The Man and I tied the knot on 1.3.14, a popular date because of the homonym when read in Chinese: 一生一世, which literally means, a lifetime, if I am not wrong. Anyway, just for the record, we didn't select the date because of that reason, but on hindsight, it made a very nice coincidence and we won't easily forget our wedding anniversary I suppose. When we got engaged, we went researching for the wedding banquet venue right away (more on that later), and then followed by the wedding gown.  After consulting a few recent brides,  unsolicited input from others, and research on bridal forums, I decided I would like to go ala carte. I also eliminated the Tanjong Pagar bridal studios because I admit I am biased and my mind conjures up an imagery of a typical Tanjong Pagar bride that is wearing a tiara, white gloves, a big poofy ballgown and lots of bling.  I shudder uncontrollably at that thought before and even now that the wedding is over.
Eventually, I visited the following few and…

How do you juggle it all :( ?

I just feel that I don't have enough time - for the husband and  much less for myself!

During the workday, I make sure I try to go home on time so I could spend a couple of hours with A, and put him to bed. Then it's time to have my last pump at about 9pm before I just want to  zone out and crash.  The boy wakes up at least 3 times ever since his last leap when he learnt how to stand. Additionally, he fell really ill for the first time (i.e. antibiotics).  Prior to that, he cries 1-2 times but easily soothed with pacifier or with some milk. Because of these frequent interrupted sleep, the man and I took turns to fall ill as well, and it is difficult to recover. I still have the head colds and occasionally coughing spells.
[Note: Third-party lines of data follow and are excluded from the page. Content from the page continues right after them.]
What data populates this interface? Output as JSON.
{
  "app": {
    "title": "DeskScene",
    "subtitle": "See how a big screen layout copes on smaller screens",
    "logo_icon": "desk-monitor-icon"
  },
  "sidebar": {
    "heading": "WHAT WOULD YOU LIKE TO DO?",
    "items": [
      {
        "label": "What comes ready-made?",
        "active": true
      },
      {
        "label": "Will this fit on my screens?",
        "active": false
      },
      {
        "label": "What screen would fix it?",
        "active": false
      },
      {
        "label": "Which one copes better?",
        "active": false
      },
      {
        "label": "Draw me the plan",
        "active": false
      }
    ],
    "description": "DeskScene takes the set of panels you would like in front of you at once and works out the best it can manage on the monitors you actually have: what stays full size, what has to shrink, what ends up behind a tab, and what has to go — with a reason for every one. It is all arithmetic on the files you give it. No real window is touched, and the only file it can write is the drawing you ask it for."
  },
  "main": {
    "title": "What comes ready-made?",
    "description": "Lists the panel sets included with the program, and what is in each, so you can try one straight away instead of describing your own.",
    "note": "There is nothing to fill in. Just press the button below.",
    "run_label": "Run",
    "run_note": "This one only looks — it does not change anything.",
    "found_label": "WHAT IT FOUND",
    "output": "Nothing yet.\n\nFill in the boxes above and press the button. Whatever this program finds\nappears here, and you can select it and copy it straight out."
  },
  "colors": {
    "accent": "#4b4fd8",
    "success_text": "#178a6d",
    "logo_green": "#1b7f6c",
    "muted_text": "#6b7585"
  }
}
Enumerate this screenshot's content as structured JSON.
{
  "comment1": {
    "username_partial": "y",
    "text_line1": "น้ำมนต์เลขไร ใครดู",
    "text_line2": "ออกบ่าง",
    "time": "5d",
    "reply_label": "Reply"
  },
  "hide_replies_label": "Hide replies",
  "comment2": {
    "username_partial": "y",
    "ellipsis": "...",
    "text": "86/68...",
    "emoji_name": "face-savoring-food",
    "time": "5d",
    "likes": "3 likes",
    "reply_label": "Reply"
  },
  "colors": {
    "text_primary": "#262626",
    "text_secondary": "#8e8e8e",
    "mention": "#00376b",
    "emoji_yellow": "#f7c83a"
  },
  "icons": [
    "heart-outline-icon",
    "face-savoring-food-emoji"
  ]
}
On weekends, our schedule revolves around family events, and then I try to plan so that A can try to get a nap or 2 as well as to plan our routes throughout the day so I would end up somewhere comfortable to pump when I needed to.  Often the nap part fails,…